Grace Lower | Jan 26, 2018
Aside from the obvious benefits of language immersion, I learned how to navigate an unfamiliar environment while in Spain. By the end of my stay, I’d mastered my host city’s bus system, learned my way around a tapas menu, and — unfortunately for me — gained first-hand experience in the Spanish healthcare system.
For any traveler, getting sick abroad is objectively terrifying. On top of the obvious discomfort that comes with illness, you’re suddenly forced to become an armchair expert on your host country’s health care system. If you’re lucky, your illness will be little more than an inconvenience, but if something goes terribly wrong, you could end up with a nasty set of hospital bills on top of an already miserable ordeal.

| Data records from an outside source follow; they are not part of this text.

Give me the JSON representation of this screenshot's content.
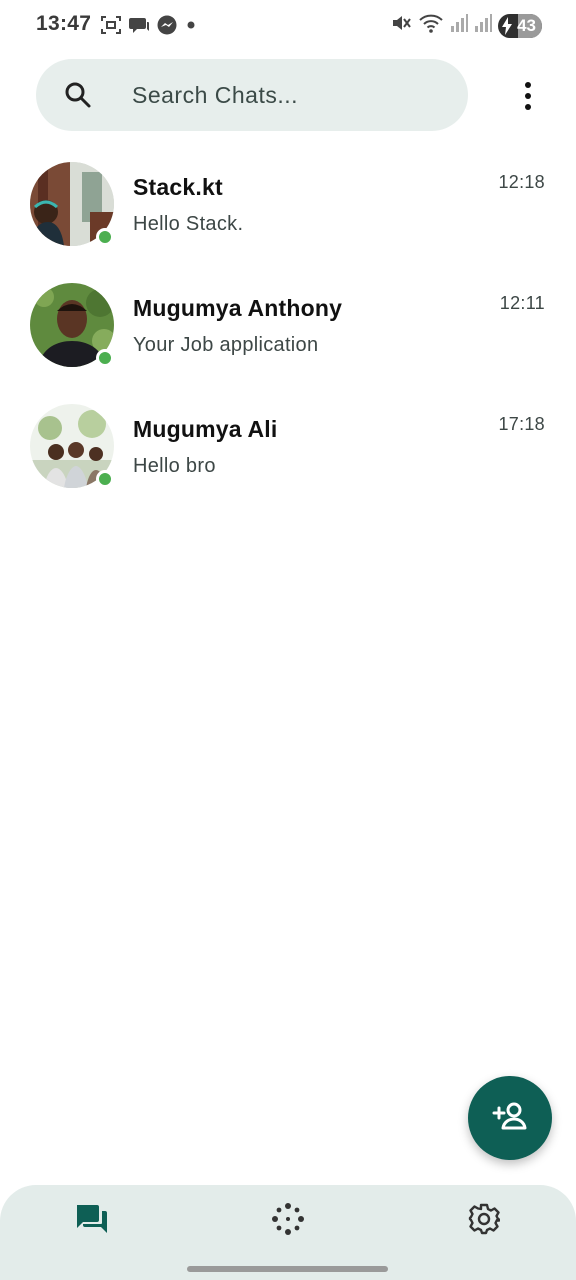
{
  "status_bar": {
    "time": "13:47",
    "left_icons": [
      "screenshot-icon",
      "chat-bubble-icon",
      "messenger-icon",
      "notification-dot-icon"
    ],
    "right_icons": [
      "mute-icon",
      "wifi-icon",
      "signal-icon",
      "signal-icon"
    ],
    "battery_level": "43",
    "battery_charging": true
  },
  "search": {
    "placeholder": "Search Chats...",
    "value": ""
  },
  "menu": {
    "icon": "more-vert-icon"
  },
  "chats": [
    {
      "name": "Stack.kt",
      "preview": "Hello Stack.",
      "time": "12:18",
      "online": true
    },
    {
      "name": "Mugumya Anthony",
      "preview": "Your Job application",
      "time": "12:11",
      "online": true
    },
    {
      "name": "Mugumya Ali",
      "preview": "Hello bro",
      "time": "17:18",
      "online": true
    }
  ],
  "fab": {
    "icon": "add-person-icon"
  },
  "bottom_nav": {
    "items": [
      {
        "icon": "chats-icon",
        "active": true
      },
      {
        "icon": "status-icon",
        "active": false
      },
      {
        "icon": "settings-icon",
        "active": false
      }
    ]
  },
  "colors": {
    "accent": "#0e5f55",
    "online": "#4caf50",
    "search_bg": "#e7eeec",
    "nav_bg": "#e3ecea"
  }
}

Although I knew the risks of getting sick abroad, I never thought I’d need to use my travel insurance. In fact, I wouldn’t have thought to purchase insurance if it hadn’t been required by my study abroad provider. And while I didn’t like the extra expense at the time, my travel insurance proved to be the best pre-departure investment I made.
But first, I’ll provide some context. One of the coolest parts of living in Spain was its proximity to Africa. When I was offered the opportunity to spend my spring break in the Sahara Desert, I lept at the chance. And I’m so grateful that I did. The 10-day trip through the desert was one of the best experiences I’ve ever had — the food was delicious, the stars were unbelievable, and the camels were surprisingly sweet.

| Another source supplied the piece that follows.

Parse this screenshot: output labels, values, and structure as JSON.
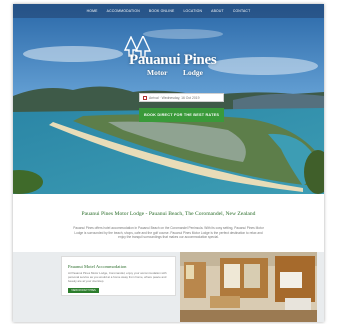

I was just settling in for the long bus ride home when I noticed a sharp pain in my stomach. I had been careful not to drink any unfiltered water, and I had followed all the dietary guidelines, so I nervously wrote my nausea off as carsickness. I did my best to ignore my discomfort, took a Dramamine, and managed to doze off for most of the 11-hour ride.

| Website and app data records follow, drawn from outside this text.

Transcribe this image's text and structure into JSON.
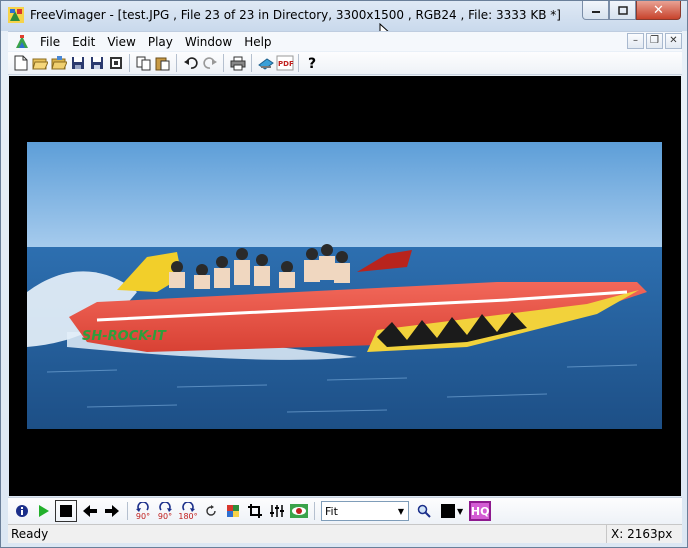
{
  "window": {
    "title": "FreeVimager - [test.JPG , File 23 of 23 in Directory, 3300x1500 , RGB24 , File: 3333 KB *]"
  },
  "menu": {
    "items": [
      "File",
      "Edit",
      "View",
      "Play",
      "Window",
      "Help"
    ]
  },
  "toolbar": {
    "icons": [
      "new-file-icon",
      "open-icon",
      "open-folder-icon",
      "save-icon",
      "save-as-icon",
      "save-copy-icon",
      "copy-icon",
      "paste-icon",
      "undo-icon",
      "redo-icon",
      "print-icon",
      "scan-icon",
      "pdf-icon",
      "help-icon"
    ]
  },
  "bottom_toolbar": {
    "zoom_value": "Fit",
    "hq_label": "HQ",
    "rotate_labels": [
      "90°",
      "90°",
      "180°"
    ]
  },
  "status": {
    "left": "Ready",
    "right": "X: 2163px"
  },
  "colors": {
    "sky": "#6fa9da",
    "sea": "#2e6aa6",
    "boat": "#e6553d"
  }
}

When I arrived in Spain, things went from bad to worse. My stomach was churning, and I couldn’t keep any food or water down. After a desperate hour of googling my symptoms, I had narrowed it down to two options: I either had the stomach flu or I was dying. I closed my laptop and spent the rest of the night curled up in pain.
After two days of missing my classes and eating nothing but saltine crackers, I was dizzy and weak. My host parents were gone by the time I woke up, so I called one of the advisors at my study abroad office. She sighed and mentioned that it was common for American students to get sick from Moroccan food. When she suggested that I visit the ER, my queasy stomach dropped. I nervously reminded my advisor about my tight budget, but she assured me that my travel insurance would cover my hospital visit. Until then, I hadn’t thought of my insurance as anything more than an inconvenient fee.
That afternoon, I took a taxi to the hospital. When I checked in at the front desk, my groggy brain struggled to remember simple Spanish vocabulary like “ache” and “nauseous.” The sympathetic receptionist patted my hand, took a look at my insurance card, and sent for a medical translator — I felt slightly embarrassed that I couldn’t communicate my needs in Spanish, but speaking English was a welcome relief from a confusing and painful experience.
After a few hours of waiting and filling out paperwork, a shot in my thigh, and some tears (my stomach really hurt, okay?), I was sent on my way. The receptionist assured me that my travel insurance completely covered the cost of my treatment.
Once I had recovered enough to reflect on what had happened, I was intensely grateful for my decision to purchase travel insurance. I couldn’t have anticipated getting so horribly sick, but my plan had me covered, despite my naivety. These days, I wouldn’t dream of leaving for a long-term trip before buying insurance, because I know that without it, something as simple as a stomach bug could cost far more than expected.
Grace Lower has a love for all things writing and travel. When she's not exploring new places, Grace enjoys teaching English as a Second Language, making terrible puns, and running incredibly long distances at incredibly slow speeds.